● **Task to complete**
Down to the final line, print the records below exactly and without pictures.

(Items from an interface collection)
────────────────────────────────────────

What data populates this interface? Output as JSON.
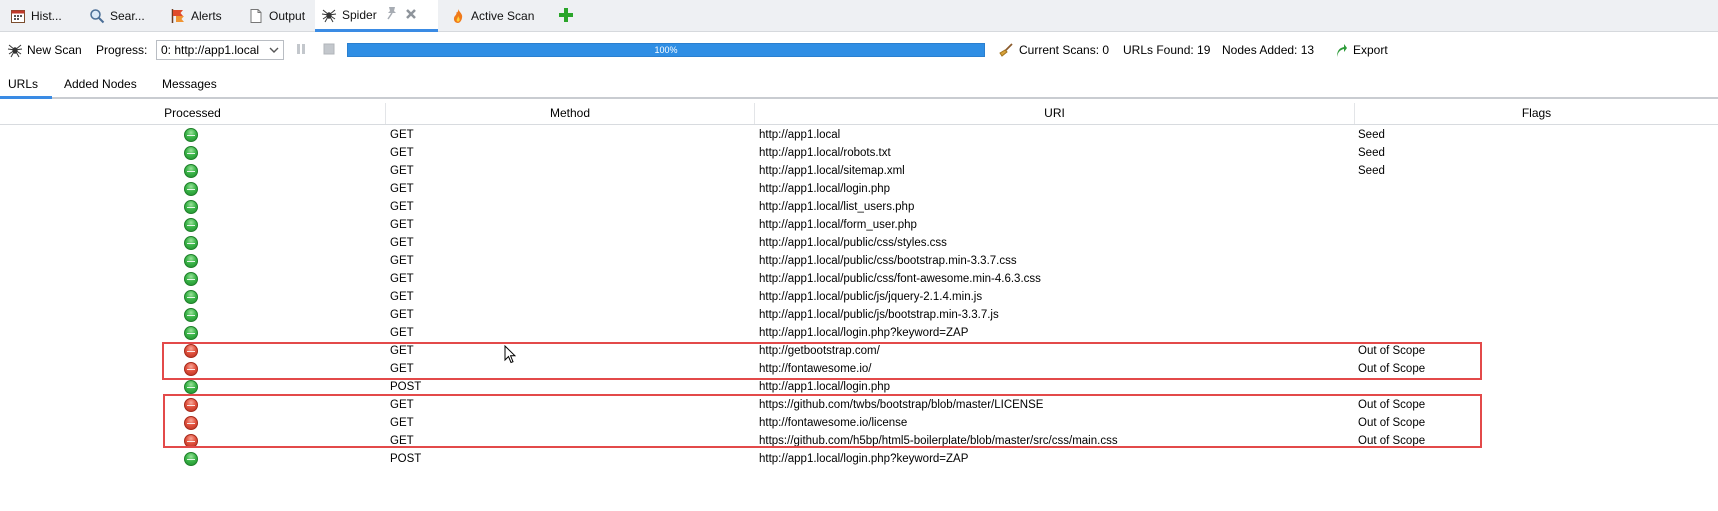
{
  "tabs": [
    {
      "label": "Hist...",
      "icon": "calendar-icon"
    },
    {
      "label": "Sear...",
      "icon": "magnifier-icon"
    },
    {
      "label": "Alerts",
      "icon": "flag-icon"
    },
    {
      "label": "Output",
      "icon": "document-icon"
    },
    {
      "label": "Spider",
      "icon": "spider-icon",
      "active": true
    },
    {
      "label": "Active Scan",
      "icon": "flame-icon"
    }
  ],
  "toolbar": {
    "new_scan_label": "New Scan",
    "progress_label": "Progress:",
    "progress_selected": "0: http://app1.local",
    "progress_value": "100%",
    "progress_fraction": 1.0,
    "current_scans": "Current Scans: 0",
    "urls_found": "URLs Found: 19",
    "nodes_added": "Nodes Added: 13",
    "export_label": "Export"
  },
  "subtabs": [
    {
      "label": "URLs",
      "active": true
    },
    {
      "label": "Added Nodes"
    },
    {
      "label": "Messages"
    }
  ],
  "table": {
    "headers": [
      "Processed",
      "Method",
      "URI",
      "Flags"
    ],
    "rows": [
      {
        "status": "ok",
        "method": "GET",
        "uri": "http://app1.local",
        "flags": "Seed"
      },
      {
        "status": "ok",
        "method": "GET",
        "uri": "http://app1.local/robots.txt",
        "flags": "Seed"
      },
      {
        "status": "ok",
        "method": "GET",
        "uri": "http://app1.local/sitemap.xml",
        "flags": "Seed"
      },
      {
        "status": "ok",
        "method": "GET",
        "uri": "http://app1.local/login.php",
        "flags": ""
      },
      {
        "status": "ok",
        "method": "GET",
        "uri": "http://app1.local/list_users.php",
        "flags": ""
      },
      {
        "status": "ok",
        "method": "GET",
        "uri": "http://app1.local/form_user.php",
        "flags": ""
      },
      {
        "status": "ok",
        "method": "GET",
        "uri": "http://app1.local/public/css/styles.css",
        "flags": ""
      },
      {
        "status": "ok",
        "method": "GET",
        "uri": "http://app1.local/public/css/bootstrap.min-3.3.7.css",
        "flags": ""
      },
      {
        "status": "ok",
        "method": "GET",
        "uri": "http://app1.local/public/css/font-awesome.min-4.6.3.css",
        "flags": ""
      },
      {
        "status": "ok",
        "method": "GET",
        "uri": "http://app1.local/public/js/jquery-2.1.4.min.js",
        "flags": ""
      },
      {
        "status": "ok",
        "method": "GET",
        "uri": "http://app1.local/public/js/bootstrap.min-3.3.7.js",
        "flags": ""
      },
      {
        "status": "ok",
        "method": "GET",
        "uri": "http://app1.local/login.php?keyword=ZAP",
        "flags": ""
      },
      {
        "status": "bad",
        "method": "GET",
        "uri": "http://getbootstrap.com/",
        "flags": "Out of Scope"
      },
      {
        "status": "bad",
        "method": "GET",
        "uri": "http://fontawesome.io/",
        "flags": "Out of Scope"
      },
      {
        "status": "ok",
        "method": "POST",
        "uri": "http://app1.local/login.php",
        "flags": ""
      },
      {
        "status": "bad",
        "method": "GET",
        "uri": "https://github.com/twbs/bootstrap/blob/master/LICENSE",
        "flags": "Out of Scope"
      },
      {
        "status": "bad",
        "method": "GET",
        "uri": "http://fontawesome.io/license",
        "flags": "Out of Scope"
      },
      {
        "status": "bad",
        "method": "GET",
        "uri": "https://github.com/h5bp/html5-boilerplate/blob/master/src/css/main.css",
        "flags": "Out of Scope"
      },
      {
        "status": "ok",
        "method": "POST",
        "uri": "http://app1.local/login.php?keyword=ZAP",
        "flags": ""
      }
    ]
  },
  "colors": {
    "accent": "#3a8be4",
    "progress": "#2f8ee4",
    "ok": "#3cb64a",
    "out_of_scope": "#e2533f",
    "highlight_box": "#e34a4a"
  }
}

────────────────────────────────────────

● **Exercise response**
What data populates this interface? Output as JSON.
{
  "tabs": [
    {
      "label": "Hist...",
      "icon": "calendar-icon"
    },
    {
      "label": "Sear...",
      "icon": "magnifier-icon"
    },
    {
      "label": "Alerts",
      "icon": "flag-icon"
    },
    {
      "label": "Output",
      "icon": "document-icon"
    },
    {
      "label": "Spider",
      "icon": "spider-icon",
      "active": true
    },
    {
      "label": "Active Scan",
      "icon": "flame-icon"
    }
  ],
  "toolbar": {
    "new_scan_label": "New Scan",
    "progress_label": "Progress:",
    "progress_selected": "0: http://app1.local",
    "progress_value": "100%",
    "progress_fraction": 1.0,
    "current_scans": "Current Scans: 0",
    "urls_found": "URLs Found: 19",
    "nodes_added": "Nodes Added: 13",
    "export_label": "Export"
  },
  "subtabs": [
    {
      "label": "URLs",
      "active": true
    },
    {
      "label": "Added Nodes"
    },
    {
      "label": "Messages"
    }
  ],
  "table": {
    "headers": [
      "Processed",
      "Method",
      "URI",
      "Flags"
    ],
    "rows": [
      {
        "status": "ok",
        "method": "GET",
        "uri": "http://app1.local",
        "flags": "Seed"
      },
      {
        "status": "ok",
        "method": "GET",
        "uri": "http://app1.local/robots.txt",
        "flags": "Seed"
      },
      {
        "status": "ok",
        "method": "GET",
        "uri": "http://app1.local/sitemap.xml",
        "flags": "Seed"
      },
      {
        "status": "ok",
        "method": "GET",
        "uri": "http://app1.local/login.php",
        "flags": ""
      },
      {
        "status": "ok",
        "method": "GET",
        "uri": "http://app1.local/list_users.php",
        "flags": ""
      },
      {
        "status": "ok",
        "method": "GET",
        "uri": "http://app1.local/form_user.php",
        "flags": ""
      },
      {
        "status": "ok",
        "method": "GET",
        "uri": "http://app1.local/public/css/styles.css",
        "flags": ""
      },
      {
        "status": "ok",
        "method": "GET",
        "uri": "http://app1.local/public/css/bootstrap.min-3.3.7.css",
        "flags": ""
      },
      {
        "status": "ok",
        "method": "GET",
        "uri": "http://app1.local/public/css/font-awesome.min-4.6.3.css",
        "flags": ""
      },
      {
        "status": "ok",
        "method": "GET",
        "uri": "http://app1.local/public/js/jquery-2.1.4.min.js",
        "flags": ""
      },
      {
        "status": "ok",
        "method": "GET",
        "uri": "http://app1.local/public/js/bootstrap.min-3.3.7.js",
        "flags": ""
      },
      {
        "status": "ok",
        "method": "GET",
        "uri": "http://app1.local/login.php?keyword=ZAP",
        "flags": ""
      },
      {
        "status": "bad",
        "method": "GET",
        "uri": "http://getbootstrap.com/",
        "flags": "Out of Scope"
      },
      {
        "status": "bad",
        "method": "GET",
        "uri": "http://fontawesome.io/",
        "flags": "Out of Scope"
      },
      {
        "status": "ok",
        "method": "POST",
        "uri": "http://app1.local/login.php",
        "flags": ""
      },
      {
        "status": "bad",
        "method": "GET",
        "uri": "https://github.com/twbs/bootstrap/blob/master/LICENSE",
        "flags": "Out of Scope"
      },
      {
        "status": "bad",
        "method": "GET",
        "uri": "http://fontawesome.io/license",
        "flags": "Out of Scope"
      },
      {
        "status": "bad",
        "method": "GET",
        "uri": "https://github.com/h5bp/html5-boilerplate/blob/master/src/css/main.css",
        "flags": "Out of Scope"
      },
      {
        "status": "ok",
        "method": "POST",
        "uri": "http://app1.local/login.php?keyword=ZAP",
        "flags": ""
      }
    ]
  },
  "colors": {
    "accent": "#3a8be4",
    "progress": "#2f8ee4",
    "ok": "#3cb64a",
    "out_of_scope": "#e2533f",
    "highlight_box": "#e34a4a"
  }
}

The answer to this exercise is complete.